What you will do -
Reproduce the data below exactly as written. Pictures do not belong in the copy.
Data Start Marker
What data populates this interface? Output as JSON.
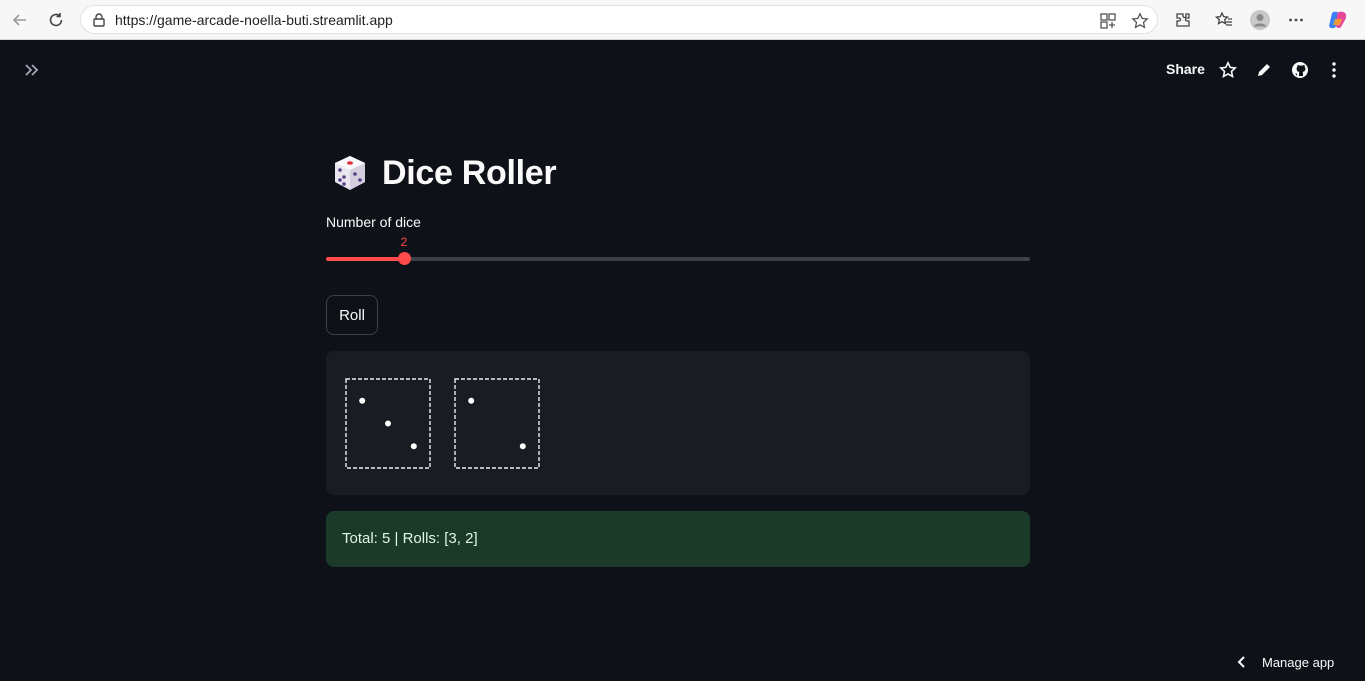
{
  "browser": {
    "url": "https://game-arcade-noella-buti.streamlit.app"
  },
  "header": {
    "share_label": "Share"
  },
  "main": {
    "title": "Dice Roller",
    "slider": {
      "label": "Number of dice",
      "value": "2",
      "min": 1,
      "max": 10,
      "fraction": 0.111
    },
    "roll_button_label": "Roll",
    "dice": [
      3,
      2
    ],
    "result_text": "Total: 5 | Rolls: [3, 2]"
  },
  "footer": {
    "manage_app_label": "Manage app"
  },
  "colors": {
    "accent": "#ff4b4b",
    "background": "#0e1117",
    "panel": "#1a1c23",
    "success_bg": "#1b3a2a"
  }
}
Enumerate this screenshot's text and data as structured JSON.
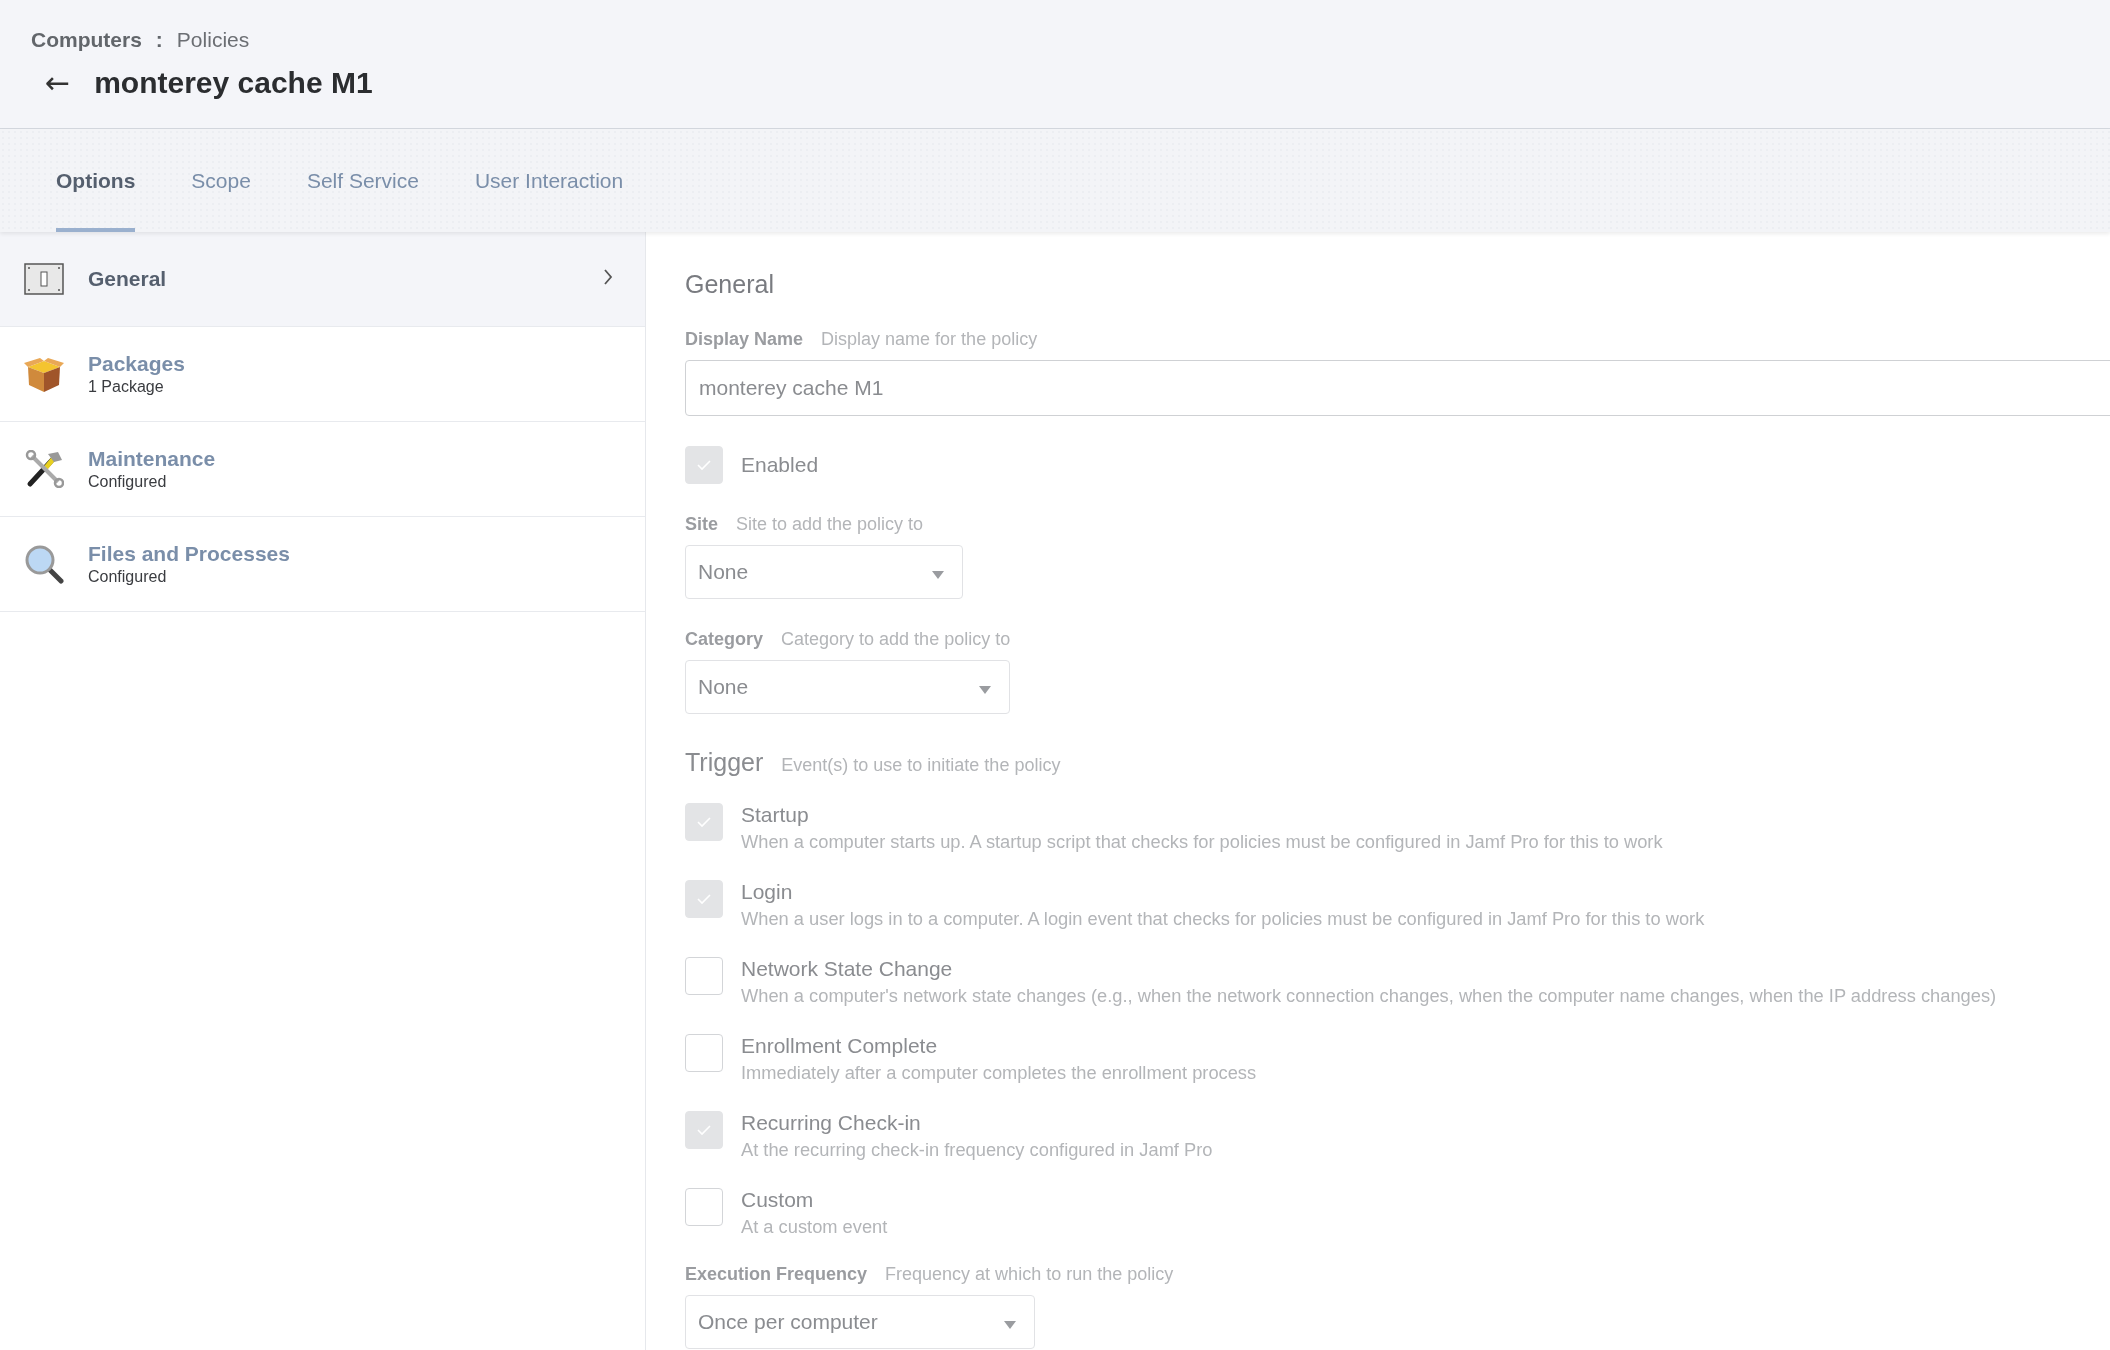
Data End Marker
Response below -
What data populates this interface? Output as JSON.
{
  "browser": {
    "url": "https://game-arcade-noella-buti.streamlit.app"
  },
  "header": {
    "share_label": "Share"
  },
  "main": {
    "title": "Dice Roller",
    "slider": {
      "label": "Number of dice",
      "value": "2",
      "min": 1,
      "max": 10,
      "fraction": 0.111
    },
    "roll_button_label": "Roll",
    "dice": [
      3,
      2
    ],
    "result_text": "Total: 5 | Rolls: [3, 2]"
  },
  "footer": {
    "manage_app_label": "Manage app"
  },
  "colors": {
    "accent": "#ff4b4b",
    "background": "#0e1117",
    "panel": "#1a1c23",
    "success_bg": "#1b3a2a"
  }
}
Enumerate this screenshot's text and data as structured JSON.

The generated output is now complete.